The team's total assists have been impressive as well as of late, judging by last night's 22 assists on 36 baskets and the 24 assists on 36 buckets against Charlotte on Tuesday. Or how about the 33 assists on 48 baskets against Toronto on Friday? This team is absolutely committed to finding the easiest shot available, which always involves players sacrificing their personal number of shots, which these guys clearly have no issue doing.
I look at a guy like Paul Pierce, who's shooting (not including last night) 44.6 percent from three-point nation on the season, but who routinely gives up his own shots to find guys open in better spots around the floor. How many times have we seen Pierce in a spot where he could easily jack up a lightly contested three, only to see him dish it to a guy like Brian Scalabrine or Eddie House in one of the corners?

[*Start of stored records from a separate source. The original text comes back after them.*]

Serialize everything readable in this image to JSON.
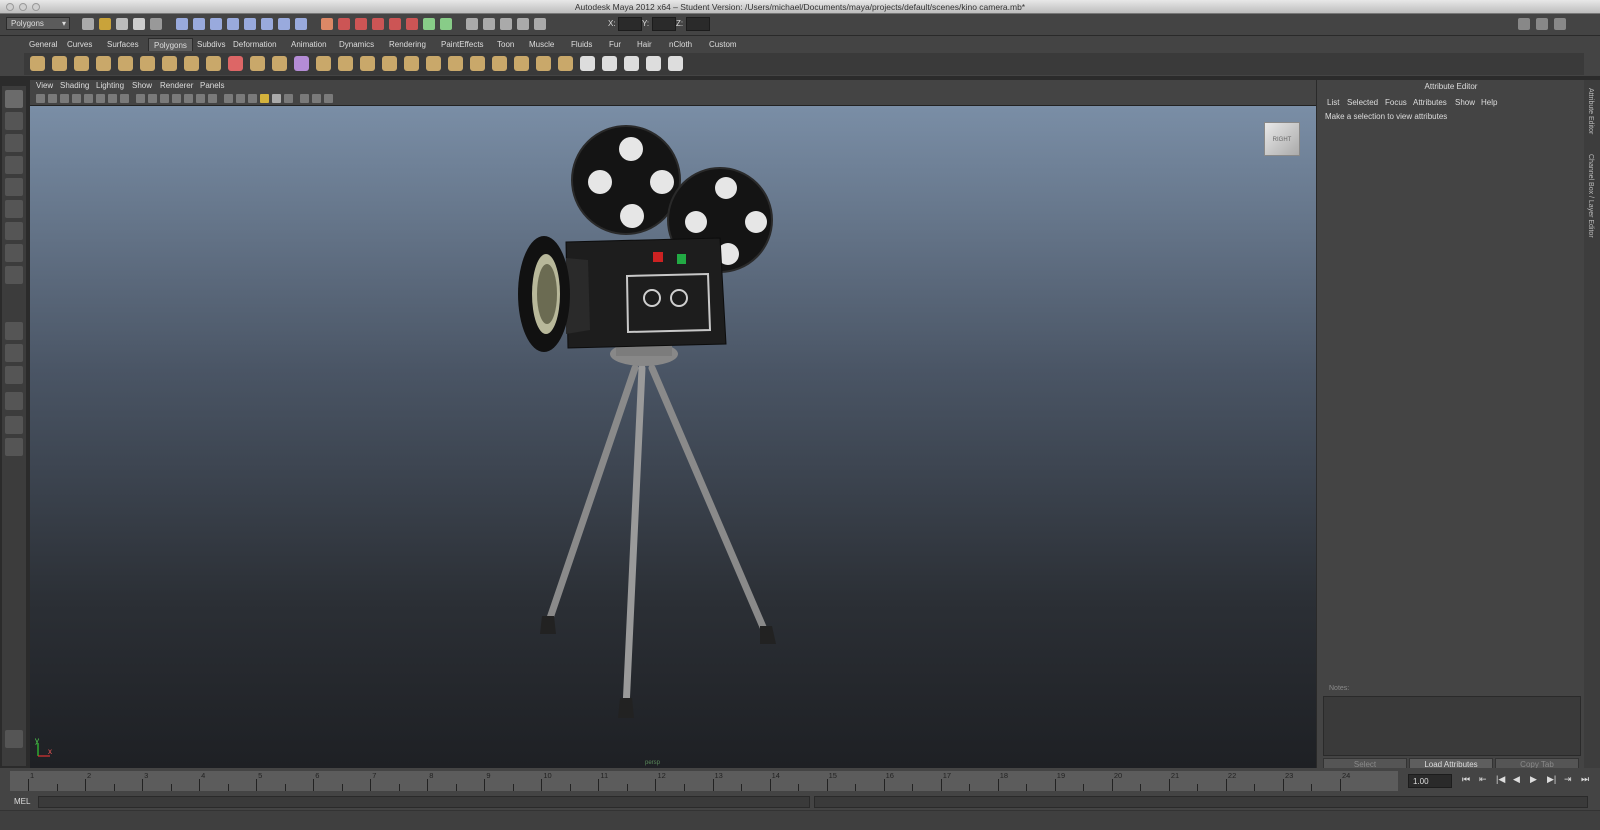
{
  "window": {
    "title": "Autodesk Maya 2012 x64 – Student Version: /Users/michael/Documents/maya/projects/default/scenes/kino camera.mb*"
  },
  "status_line": {
    "mode_selector": "Polygons",
    "coord_labels": [
      "X:",
      "Y:",
      "Z:"
    ]
  },
  "shelf": {
    "tabs": [
      "General",
      "Curves",
      "Surfaces",
      "Polygons",
      "Subdivs",
      "Deformation",
      "Animation",
      "Dynamics",
      "Rendering",
      "PaintEffects",
      "Toon",
      "Muscle",
      "Fluids",
      "Fur",
      "Hair",
      "nCloth",
      "Custom"
    ],
    "active_tab": "Polygons"
  },
  "panel": {
    "menus": [
      "View",
      "Shading",
      "Lighting",
      "Show",
      "Renderer",
      "Panels"
    ],
    "viewcube_label": "RIGHT",
    "axis_labels": {
      "y": "y",
      "x": "x"
    },
    "camera_label": "persp"
  },
  "attribute_editor": {
    "title": "Attribute Editor",
    "menus": [
      "List",
      "Selected",
      "Focus",
      "Attributes",
      "Show",
      "Help"
    ],
    "message": "Make a selection to view attributes",
    "notes_label": "Notes:",
    "buttons": {
      "select": "Select",
      "load": "Load Attributes",
      "copy": "Copy Tab"
    }
  },
  "side_tabs": [
    "Attribute Editor",
    "Channel Box / Layer Editor"
  ],
  "time_slider": {
    "ticks": [
      "1",
      "2",
      "3",
      "4",
      "5",
      "6",
      "7",
      "8",
      "9",
      "10",
      "11",
      "12",
      "13",
      "14",
      "15",
      "16",
      "17",
      "18",
      "19",
      "20",
      "21",
      "22",
      "23",
      "24"
    ],
    "current_frame": "1.00",
    "playback_icons": [
      "⏮",
      "⇤",
      "|◀",
      "◀",
      "▶",
      "▶|",
      "⇥",
      "⏭"
    ]
  },
  "command_line": {
    "label": "MEL"
  },
  "colors": {
    "ui_bg": "#444444",
    "viewport_top": "#7a8ea6",
    "viewport_bottom": "#1e2024",
    "active_red": "#cc2222",
    "active_green": "#22aa44"
  }
}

We've also seen Pierce show the truest form of trust by electing to pass on a potential game-winning shot in order to find a wide open teammate. Two Sundays ago in New York, Pierce personally called the play that resulted in Garnett being wide open at the top of the key, and Pierce was happy to oblige with a quick pass off the double team he was fighting off. Garnett sank the shot, and Pierce's trust was rewarded. But say Garnett missed and the Celtics and Knicks went into double overtime, I bet Pierce would have run that play over and over and over for Garnett, or Allen, or practically anyone else on the roster.
Or what about the faith this team still has in a guy like Rasheed Wallace, despite the shooting slump he's been caught in for practically the entire season? Rondo had a shot at the rim in the waning seconds of the first half, but elected to kick it back out to a wide open Wallace who buried a three-pointer at the halftime buzzer. That's trust in your teammate.
This team's ability to recognize who has the hot hand and continue to feed that player will be one of its trademarks as the season continues to progress. Pierce has had his share of 20+ point nights, but as of late so have the likes of Ray Allen, Kevin Garnett and even Kendrick Perkins. What you have to love is that Pierce, who scored 15 points against the Heat on Sunday, but has failed to reach double figures the past two games, doesn't pull the disgruntled super star mantra just because he hasn't had umpteen touches the past two games.
This team continues to progress in a wide variety of areas, but the Thunder probably won't be bowing out quietly tonight. Here's hoping the C's can wrap up this four-game road swing the right way,